The former First Lady of the United States was featured in this 1959 margarine commercial. After years of anti-margarine campaigns in the US, “Good Luck Margarine” needed the boost of a celebrity. Although margarine had become very popular in the US as a cheap butter substitute from the end of the 1800s onwards, anti-margarine lobbies and butter producers tried to push against this trend. In fact, by 1884, margarine had become illegal in New York and in several other states.
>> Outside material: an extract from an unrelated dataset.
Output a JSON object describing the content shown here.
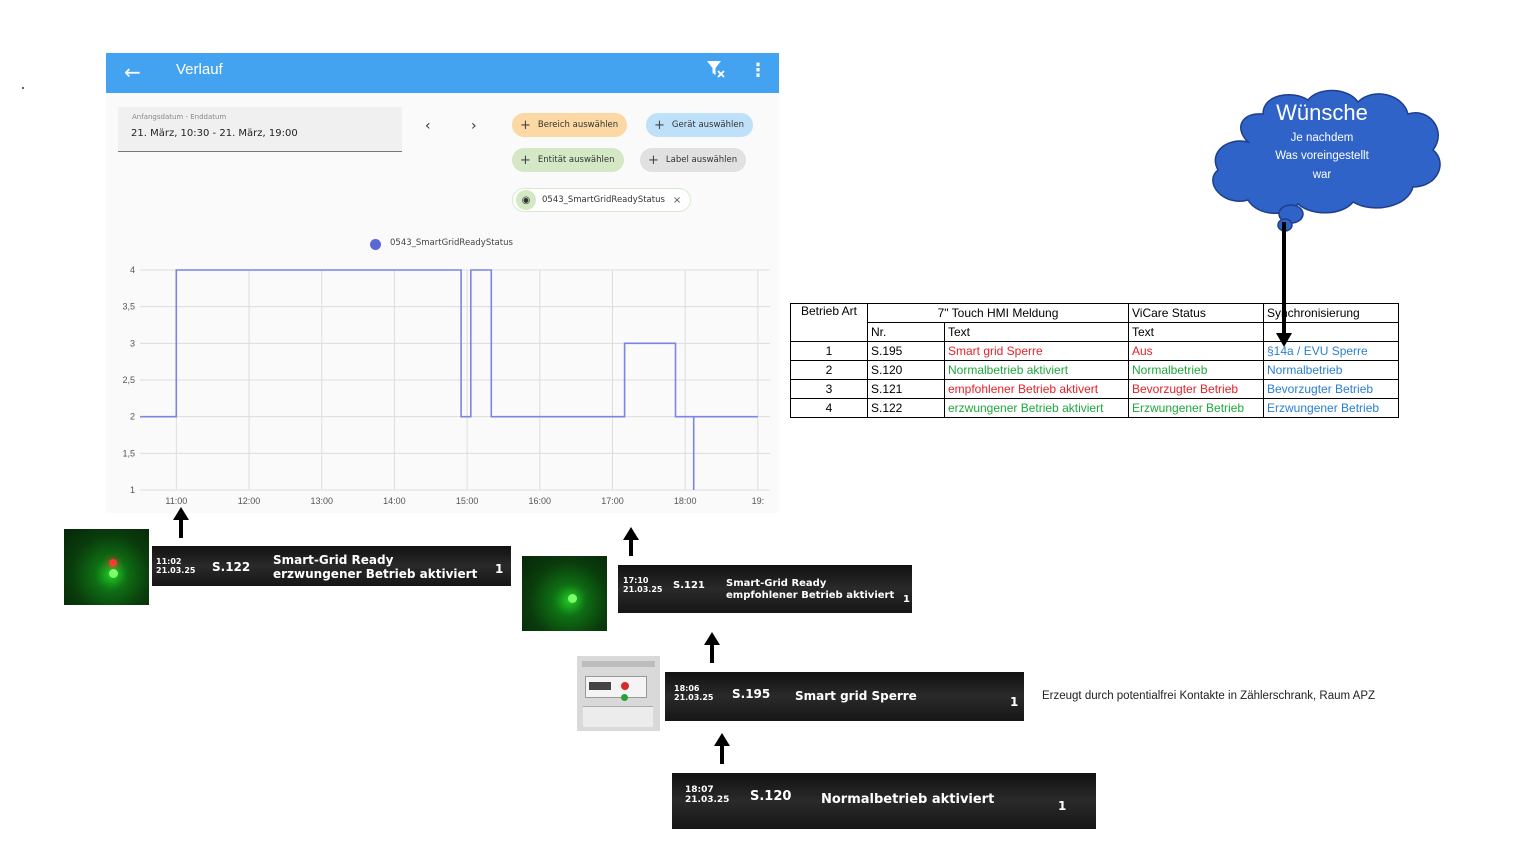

Even after this ban was lifted, margarine was heavily regulated in many creative ways, including legislation that demanded margarine be dyed in colors that would make it easily distinguishable from butter – pink, for example. Could you imagine spreading pink margarine on your toast…?
Mrs. Roosevelt for Good Luck Margarine (1959) – commercial by Ogilvy & Mather
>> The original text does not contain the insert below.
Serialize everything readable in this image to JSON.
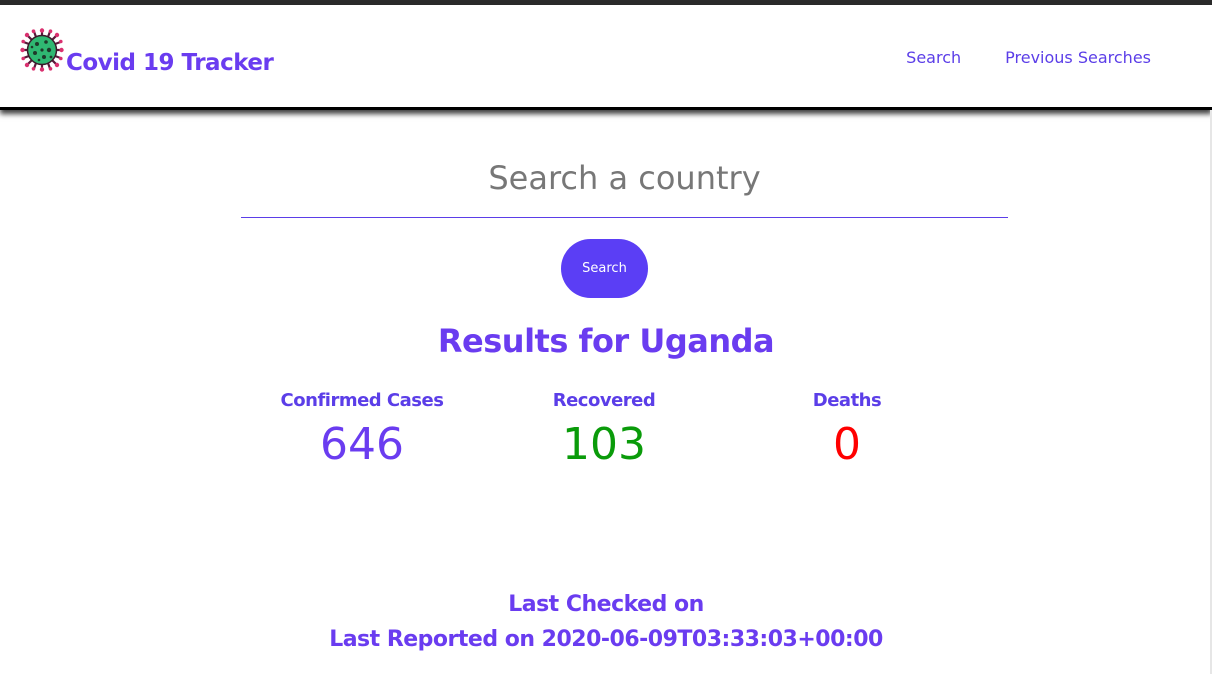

- Adam Young, War on Margarine (2002)
- Carl Anthony, Why a First Lady Cashed In: Eleanor Roosevelt & The Equal Rights of Margarine
- W. H. Heick, A Propensity to Protect: Butter, Margarine and the Rise of Urban Culture in Canada